- **Task brief**:
Every line of the material below should be output exactly as written, with the images skipped.

** Opening Information provided block **

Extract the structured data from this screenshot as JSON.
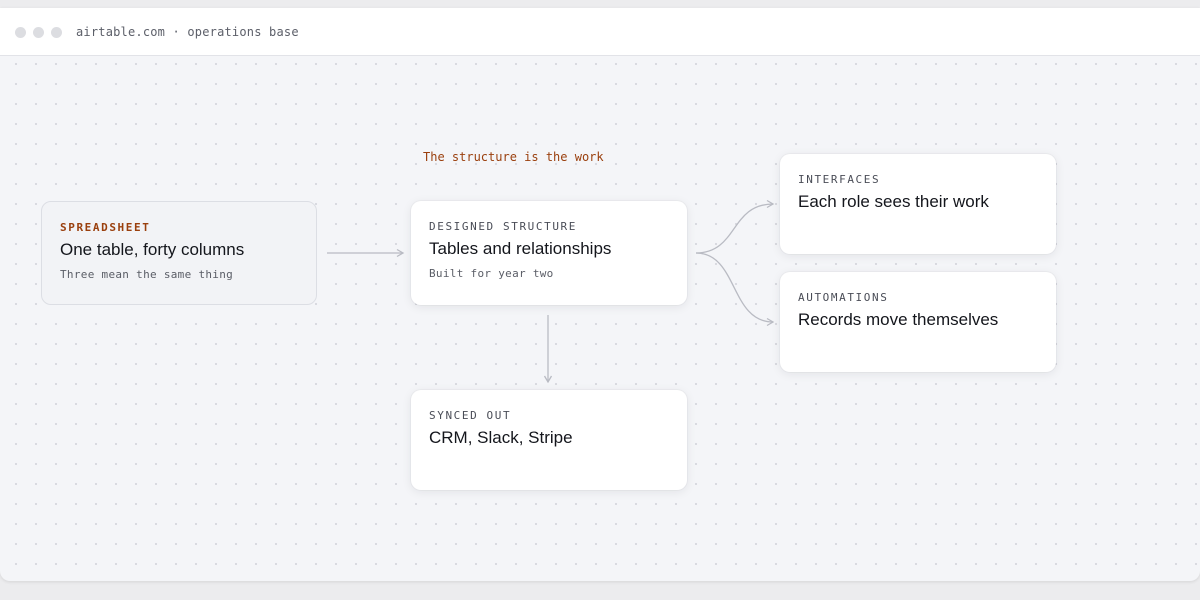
{
  "window": {
    "url": "airtable.com · operations base"
  },
  "diagram": {
    "caption": "The structure is the work",
    "nodes": {
      "spreadsheet": {
        "eyebrow": "SPREADSHEET",
        "heading": "One table, forty columns",
        "sub": "Three mean the same thing"
      },
      "designed": {
        "eyebrow": "DESIGNED STRUCTURE",
        "heading": "Tables and relationships",
        "sub": "Built for year two"
      },
      "synced": {
        "eyebrow": "SYNCED OUT",
        "heading": "CRM, Slack, Stripe"
      },
      "interfaces": {
        "eyebrow": "INTERFACES",
        "heading": "Each role sees their work"
      },
      "automations": {
        "eyebrow": "AUTOMATIONS",
        "heading": "Records move themselves"
      }
    }
  },
  "colors": {
    "accent": "#9a3f0d",
    "connector": "#b9bbc3",
    "canvas": "#f4f5f8"
  }
}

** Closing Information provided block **

- **Answer to the problem**:
Extract the structured data from this screenshot as JSON.
{
  "window": {
    "url": "airtable.com · operations base"
  },
  "diagram": {
    "caption": "The structure is the work",
    "nodes": {
      "spreadsheet": {
        "eyebrow": "SPREADSHEET",
        "heading": "One table, forty columns",
        "sub": "Three mean the same thing"
      },
      "designed": {
        "eyebrow": "DESIGNED STRUCTURE",
        "heading": "Tables and relationships",
        "sub": "Built for year two"
      },
      "synced": {
        "eyebrow": "SYNCED OUT",
        "heading": "CRM, Slack, Stripe"
      },
      "interfaces": {
        "eyebrow": "INTERFACES",
        "heading": "Each role sees their work"
      },
      "automations": {
        "eyebrow": "AUTOMATIONS",
        "heading": "Records move themselves"
      }
    }
  },
  "colors": {
    "accent": "#9a3f0d",
    "connector": "#b9bbc3",
    "canvas": "#f4f5f8"
  }
}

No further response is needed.